Isidorus of Charax in his 1st century AD "Parthian stations" itinerary described an "Alexandropolis, the metropolis of Arachosia", which he said was still Greek even at such a late time:

"Beyond is Arachosia. And the Parthians call this White India; there are the city of Biyt and the city of Pharsana and the city of Chorochoad and the city of Demetrias; then Alexandropolis, the metropolis of Arachosia; it is Greek, and by it flows the river Arachotus. As far as this place the land is under the rule of the Parthians."

—"Parthians stations", 1st century AD. Original text in paragraph 19 of Parthian stations

The remains of Alexandria in Arachosia are today found in the tell of Old Kandahar citidel in the western portion of the modern city. The citadel tell was excavated by the British Society for South Asian Studies through the 1970s and with the relative improvement in security from 2008–2009.

These excavations indicate that the Islamic walls were based on those from classical times indicating what might be a square (tetragonis) shaped town, but one highly modified by the unusual topography.
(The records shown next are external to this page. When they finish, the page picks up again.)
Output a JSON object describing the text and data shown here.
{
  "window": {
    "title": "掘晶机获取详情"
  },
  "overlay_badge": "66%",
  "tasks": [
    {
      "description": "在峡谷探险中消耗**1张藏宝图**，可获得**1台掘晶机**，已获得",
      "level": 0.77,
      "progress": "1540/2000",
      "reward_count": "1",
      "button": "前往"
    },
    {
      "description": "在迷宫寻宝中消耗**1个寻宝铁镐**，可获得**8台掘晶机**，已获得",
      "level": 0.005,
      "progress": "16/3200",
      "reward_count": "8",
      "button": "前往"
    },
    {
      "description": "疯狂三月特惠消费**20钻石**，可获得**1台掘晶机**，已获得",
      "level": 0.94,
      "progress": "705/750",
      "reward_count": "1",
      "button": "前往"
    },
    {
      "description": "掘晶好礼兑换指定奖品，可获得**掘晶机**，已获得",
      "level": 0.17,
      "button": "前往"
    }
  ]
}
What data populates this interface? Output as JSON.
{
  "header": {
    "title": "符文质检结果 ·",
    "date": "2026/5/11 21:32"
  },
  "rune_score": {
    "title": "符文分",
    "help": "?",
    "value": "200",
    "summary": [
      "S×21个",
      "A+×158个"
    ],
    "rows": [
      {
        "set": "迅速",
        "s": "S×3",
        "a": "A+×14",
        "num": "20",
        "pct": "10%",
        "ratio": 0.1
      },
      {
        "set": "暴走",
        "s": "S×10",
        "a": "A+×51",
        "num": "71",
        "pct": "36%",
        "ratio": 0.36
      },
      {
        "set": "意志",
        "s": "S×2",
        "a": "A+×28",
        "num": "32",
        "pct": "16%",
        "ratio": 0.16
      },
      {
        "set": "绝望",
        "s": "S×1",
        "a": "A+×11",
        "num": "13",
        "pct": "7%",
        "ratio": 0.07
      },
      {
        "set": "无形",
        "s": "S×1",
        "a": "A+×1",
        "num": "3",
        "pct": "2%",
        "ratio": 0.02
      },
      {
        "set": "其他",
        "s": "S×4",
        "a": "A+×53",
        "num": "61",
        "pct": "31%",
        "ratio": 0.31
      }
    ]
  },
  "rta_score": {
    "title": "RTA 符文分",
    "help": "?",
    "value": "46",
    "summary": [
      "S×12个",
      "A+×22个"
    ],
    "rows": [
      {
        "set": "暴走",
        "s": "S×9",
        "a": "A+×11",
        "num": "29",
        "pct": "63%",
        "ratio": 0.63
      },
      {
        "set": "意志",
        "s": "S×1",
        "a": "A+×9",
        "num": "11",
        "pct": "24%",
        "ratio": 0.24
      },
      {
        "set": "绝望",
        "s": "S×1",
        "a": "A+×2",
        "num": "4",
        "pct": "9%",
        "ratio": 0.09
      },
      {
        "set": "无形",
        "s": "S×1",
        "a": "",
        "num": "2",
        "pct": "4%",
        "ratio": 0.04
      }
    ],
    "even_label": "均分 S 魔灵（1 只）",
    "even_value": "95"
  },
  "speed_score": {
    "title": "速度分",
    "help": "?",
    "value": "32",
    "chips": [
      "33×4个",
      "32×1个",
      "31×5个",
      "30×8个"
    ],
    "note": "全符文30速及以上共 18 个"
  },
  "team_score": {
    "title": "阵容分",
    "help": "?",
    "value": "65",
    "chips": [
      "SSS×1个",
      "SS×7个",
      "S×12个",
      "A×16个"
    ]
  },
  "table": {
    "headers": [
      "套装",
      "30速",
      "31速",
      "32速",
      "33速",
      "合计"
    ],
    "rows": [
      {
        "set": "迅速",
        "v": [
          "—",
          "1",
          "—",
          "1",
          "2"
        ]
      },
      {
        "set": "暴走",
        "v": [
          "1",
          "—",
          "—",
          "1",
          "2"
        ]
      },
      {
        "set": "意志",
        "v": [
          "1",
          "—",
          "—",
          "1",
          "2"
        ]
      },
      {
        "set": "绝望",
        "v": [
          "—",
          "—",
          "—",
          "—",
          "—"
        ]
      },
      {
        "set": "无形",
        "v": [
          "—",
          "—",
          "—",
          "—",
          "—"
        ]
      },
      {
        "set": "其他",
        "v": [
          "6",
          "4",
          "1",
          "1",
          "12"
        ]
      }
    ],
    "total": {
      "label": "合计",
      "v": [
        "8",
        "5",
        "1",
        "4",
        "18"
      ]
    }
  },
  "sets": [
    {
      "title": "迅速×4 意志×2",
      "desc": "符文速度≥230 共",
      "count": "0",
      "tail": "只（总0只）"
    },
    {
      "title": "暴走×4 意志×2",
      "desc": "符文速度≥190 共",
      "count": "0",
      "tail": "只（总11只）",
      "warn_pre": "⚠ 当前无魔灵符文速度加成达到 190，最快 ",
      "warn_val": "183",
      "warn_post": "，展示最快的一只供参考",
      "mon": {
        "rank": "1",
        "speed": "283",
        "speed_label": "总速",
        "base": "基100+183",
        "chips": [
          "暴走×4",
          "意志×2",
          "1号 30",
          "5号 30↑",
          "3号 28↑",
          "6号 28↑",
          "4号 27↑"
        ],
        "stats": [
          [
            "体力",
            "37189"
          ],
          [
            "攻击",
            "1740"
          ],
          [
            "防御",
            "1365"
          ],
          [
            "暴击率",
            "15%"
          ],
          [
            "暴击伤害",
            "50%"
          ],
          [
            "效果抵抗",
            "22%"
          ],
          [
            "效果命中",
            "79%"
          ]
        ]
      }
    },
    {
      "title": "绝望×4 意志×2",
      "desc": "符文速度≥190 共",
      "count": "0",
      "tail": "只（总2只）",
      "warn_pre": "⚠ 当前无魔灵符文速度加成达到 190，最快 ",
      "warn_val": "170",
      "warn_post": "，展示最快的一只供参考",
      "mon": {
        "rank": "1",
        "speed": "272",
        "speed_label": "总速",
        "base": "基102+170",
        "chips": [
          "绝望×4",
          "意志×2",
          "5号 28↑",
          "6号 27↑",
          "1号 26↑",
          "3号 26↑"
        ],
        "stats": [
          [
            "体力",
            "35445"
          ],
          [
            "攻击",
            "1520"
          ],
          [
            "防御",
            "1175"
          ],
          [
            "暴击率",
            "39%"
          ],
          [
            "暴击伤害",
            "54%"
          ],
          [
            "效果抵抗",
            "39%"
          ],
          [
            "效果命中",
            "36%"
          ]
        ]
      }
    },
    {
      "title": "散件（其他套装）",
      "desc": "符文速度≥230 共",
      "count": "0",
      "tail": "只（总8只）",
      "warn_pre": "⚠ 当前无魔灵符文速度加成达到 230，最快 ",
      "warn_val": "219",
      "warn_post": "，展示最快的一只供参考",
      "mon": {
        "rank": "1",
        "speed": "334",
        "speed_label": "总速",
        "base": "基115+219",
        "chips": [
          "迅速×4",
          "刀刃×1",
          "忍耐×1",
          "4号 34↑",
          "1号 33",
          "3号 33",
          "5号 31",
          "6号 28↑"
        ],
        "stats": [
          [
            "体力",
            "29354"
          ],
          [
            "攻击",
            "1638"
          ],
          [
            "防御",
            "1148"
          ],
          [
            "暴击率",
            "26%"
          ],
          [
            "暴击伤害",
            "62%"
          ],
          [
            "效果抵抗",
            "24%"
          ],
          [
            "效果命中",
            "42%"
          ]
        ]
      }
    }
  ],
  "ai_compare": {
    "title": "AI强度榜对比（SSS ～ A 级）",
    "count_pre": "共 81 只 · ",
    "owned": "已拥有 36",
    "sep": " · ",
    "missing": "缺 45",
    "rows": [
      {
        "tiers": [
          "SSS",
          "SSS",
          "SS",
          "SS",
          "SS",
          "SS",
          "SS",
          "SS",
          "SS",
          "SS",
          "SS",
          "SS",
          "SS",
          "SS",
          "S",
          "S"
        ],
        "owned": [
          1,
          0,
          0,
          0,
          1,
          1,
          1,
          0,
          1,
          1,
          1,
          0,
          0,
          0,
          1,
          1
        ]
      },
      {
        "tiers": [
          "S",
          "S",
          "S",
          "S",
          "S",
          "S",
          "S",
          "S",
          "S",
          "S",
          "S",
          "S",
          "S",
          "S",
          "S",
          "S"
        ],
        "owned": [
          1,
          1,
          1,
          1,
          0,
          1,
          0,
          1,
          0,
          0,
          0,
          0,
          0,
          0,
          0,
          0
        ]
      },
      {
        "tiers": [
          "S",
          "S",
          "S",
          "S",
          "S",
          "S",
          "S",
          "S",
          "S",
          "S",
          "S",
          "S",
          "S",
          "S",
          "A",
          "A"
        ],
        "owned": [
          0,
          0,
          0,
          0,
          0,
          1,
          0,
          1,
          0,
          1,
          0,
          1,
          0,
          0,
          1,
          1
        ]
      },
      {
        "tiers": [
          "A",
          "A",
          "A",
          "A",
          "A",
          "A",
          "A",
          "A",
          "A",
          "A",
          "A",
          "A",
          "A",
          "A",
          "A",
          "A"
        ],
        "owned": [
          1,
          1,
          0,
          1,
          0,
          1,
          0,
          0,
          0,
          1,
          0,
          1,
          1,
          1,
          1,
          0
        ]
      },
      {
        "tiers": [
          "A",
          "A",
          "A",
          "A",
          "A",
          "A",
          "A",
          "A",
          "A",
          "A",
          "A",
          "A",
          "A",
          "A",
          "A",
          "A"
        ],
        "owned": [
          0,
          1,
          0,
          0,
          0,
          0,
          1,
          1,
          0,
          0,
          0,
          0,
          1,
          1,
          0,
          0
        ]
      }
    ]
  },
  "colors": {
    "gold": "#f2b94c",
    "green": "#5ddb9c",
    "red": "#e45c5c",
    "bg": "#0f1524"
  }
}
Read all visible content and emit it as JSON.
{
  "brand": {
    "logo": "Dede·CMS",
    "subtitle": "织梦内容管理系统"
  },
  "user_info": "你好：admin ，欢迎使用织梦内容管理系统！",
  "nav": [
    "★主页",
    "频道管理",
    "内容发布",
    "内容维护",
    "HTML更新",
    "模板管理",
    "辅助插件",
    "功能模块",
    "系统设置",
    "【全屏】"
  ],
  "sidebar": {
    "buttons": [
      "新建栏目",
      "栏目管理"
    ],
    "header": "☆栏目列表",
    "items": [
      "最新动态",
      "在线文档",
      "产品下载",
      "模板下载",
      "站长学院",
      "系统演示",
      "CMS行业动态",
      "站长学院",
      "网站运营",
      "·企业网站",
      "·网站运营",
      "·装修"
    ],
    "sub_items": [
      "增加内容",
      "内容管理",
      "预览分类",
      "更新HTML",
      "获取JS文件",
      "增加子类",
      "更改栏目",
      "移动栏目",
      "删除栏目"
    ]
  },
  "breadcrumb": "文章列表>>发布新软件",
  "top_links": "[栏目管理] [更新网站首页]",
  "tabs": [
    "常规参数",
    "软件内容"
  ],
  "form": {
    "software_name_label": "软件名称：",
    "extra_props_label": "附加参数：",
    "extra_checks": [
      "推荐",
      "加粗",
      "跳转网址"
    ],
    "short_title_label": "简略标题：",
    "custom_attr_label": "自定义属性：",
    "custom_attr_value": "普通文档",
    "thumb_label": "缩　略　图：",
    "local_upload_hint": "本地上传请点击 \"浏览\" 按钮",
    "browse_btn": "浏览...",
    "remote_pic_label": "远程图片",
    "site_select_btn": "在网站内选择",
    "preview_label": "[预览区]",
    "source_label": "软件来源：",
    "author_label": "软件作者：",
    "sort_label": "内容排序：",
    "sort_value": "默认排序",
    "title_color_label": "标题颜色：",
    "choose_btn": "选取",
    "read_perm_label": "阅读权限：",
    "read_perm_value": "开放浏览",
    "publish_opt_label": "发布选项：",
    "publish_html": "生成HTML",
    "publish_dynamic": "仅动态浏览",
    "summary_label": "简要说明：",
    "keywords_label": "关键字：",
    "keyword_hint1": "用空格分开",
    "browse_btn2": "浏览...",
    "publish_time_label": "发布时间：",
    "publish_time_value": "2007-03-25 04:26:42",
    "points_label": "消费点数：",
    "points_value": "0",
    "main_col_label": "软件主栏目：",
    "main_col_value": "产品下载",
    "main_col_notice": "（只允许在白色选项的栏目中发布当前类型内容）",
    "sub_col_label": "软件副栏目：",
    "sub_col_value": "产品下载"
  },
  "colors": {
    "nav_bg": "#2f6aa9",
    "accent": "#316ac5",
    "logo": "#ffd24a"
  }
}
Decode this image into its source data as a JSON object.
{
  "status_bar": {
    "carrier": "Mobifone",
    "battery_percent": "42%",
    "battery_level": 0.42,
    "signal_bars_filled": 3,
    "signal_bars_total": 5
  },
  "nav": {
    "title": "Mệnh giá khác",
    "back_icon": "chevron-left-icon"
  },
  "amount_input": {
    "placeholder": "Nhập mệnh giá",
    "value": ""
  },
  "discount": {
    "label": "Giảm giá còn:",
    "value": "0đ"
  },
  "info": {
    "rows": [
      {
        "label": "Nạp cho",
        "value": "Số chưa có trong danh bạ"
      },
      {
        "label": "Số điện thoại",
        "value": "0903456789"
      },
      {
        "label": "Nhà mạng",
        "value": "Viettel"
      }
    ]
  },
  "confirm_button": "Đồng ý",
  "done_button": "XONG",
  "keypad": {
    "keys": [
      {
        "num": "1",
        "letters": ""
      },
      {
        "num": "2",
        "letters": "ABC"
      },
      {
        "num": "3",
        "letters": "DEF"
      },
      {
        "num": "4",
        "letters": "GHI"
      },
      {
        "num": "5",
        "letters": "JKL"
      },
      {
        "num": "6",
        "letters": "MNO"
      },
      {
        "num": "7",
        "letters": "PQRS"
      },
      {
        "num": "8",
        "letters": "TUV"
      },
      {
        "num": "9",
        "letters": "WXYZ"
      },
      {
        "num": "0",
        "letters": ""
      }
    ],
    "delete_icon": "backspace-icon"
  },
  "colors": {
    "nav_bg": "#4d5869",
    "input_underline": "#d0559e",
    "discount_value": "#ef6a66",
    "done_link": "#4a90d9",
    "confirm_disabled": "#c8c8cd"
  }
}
A triangular shaped portion of the tell adjoining the Greek town is from the Buddhist era.

Alexander appears to have founded his town on the site of 6th century BC Persian garrison point. The pass, river and junction of three long distance trade routes made the location of strategic importance. To date, no Greek buildings have been found, but numerous coins, inscriptions and graves have been. Further discoveries are anticipated as excavation reaches deeper strata of the tell.

The citadel walls have been shown to have contained circular towers similar to those at Farah, Balkh and Nadi Ali Sorkh Gdagh, although these could be Islamic in age.

See also[edit]

Mercator Map (1578) - Asiae-Tabula IX

External links[edit]

Coordinates: 31°36′08″N 65°39′32″E / 31.60222°N 65.65889°E / 31.60222; 65.65889